The wilderness is a place of struggle, temptation, testing. Here in Luke’s Gospel, holiness is put on trial. Jesus must decide what it means for him to be Son of God, as the voice from heaven had declared earlier at his baptism. Luke’s first readers must have been wondering that too—Since this Jesus is the Son of God, how will he do under severe temptation in the wilderness? How will he do when faced with the devilish accusations of the temple leaders and the Jerusalem mob who want to do away with him? The early readers and hearers of Luke needed the confirmation that Jesus, named by God as his son at his Baptism, is up to the task —and they needed to hear that they too, incorporated into the same baptism, would be up to it too in the face of Roman persecutions. The Devil begins with that proposition: “Since you are the Son of God…”
First, hunger—Since you are God’s Son, speak these stones into bread.
Then, spiritual power—From the top of the Temple, jump, and God’s angels will catch you.
Finally, earthly power—Since you are God’s Son, take all the nations and their power as yours, if you worship me.
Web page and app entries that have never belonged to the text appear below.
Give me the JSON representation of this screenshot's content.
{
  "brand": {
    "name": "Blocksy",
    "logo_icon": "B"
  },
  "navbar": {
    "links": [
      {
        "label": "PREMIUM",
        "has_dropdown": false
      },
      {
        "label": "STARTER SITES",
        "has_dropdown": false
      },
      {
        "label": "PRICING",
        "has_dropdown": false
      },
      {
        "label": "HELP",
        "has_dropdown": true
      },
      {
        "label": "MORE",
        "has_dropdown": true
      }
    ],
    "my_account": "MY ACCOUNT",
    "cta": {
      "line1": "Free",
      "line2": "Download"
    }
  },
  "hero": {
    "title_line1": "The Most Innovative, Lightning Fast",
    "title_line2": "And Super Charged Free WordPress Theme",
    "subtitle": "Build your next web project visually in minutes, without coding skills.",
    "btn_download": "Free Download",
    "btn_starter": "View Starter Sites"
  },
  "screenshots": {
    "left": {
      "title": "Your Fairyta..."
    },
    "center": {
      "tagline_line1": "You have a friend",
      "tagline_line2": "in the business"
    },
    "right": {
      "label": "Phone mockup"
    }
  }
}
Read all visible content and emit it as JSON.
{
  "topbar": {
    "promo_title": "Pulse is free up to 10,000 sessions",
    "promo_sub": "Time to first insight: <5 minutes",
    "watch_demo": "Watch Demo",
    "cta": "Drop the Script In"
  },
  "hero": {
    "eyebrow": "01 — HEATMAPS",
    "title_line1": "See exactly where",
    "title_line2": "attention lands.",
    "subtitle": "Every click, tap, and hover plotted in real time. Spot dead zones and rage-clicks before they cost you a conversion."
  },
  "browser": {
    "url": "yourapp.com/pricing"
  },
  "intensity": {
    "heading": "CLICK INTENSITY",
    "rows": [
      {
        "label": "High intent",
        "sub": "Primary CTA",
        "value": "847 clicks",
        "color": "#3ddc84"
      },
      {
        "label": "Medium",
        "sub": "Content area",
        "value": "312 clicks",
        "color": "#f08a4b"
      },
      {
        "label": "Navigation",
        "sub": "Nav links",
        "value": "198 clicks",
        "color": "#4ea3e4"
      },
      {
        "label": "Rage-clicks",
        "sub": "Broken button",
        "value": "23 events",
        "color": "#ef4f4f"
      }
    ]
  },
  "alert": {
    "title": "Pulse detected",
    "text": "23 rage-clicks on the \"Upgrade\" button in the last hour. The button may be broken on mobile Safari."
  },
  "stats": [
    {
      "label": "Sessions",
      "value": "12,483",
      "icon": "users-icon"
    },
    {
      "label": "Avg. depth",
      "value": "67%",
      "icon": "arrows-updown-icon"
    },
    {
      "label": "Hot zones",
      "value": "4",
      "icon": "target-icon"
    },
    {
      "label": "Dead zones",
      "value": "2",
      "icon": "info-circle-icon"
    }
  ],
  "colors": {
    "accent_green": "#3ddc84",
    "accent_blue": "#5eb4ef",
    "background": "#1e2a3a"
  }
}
Now, what happens to each of these dark places—does Jesus find a way to make them golden? Earthly food is not sufficient to feed our needs, we also need the nourishment of the Word of God—and by his obedience to God, by his allowing Scripture to be spoken again and again through him, Jesus is in fact enabled himself, to become the bread by which we can live—because it is the same as the word which comes out of God’s mouth. So too Jesus is able not to tempt God by hurling himself from the temple tower, but to become the Temple from which he refused to cast himself down. He becomes the chief cornerstone, the new Temple built in our hearts. Finally Jesus becomes, in his death, which we so solemnly mark at the end of Lent, the king of all the kingdoms of the world. As Dave said, “About those dark places, you have to find a way to make them golden.”
Here, in this Eucharist, as the word of God says, is bread set before us, living bread as true nourishment for the dark places in each of us, made golden. Here, the word of God says, is the community that makes up the living and golden Temple, with Christ himself as the chief cornerstone. Here, as the word of God says, is the ruler of the nations, claiming his kingdom within our dark places, making our communal realm golden with his presence, and leading us to reach out to all to welcome them to their place among us. May it be so. Amen.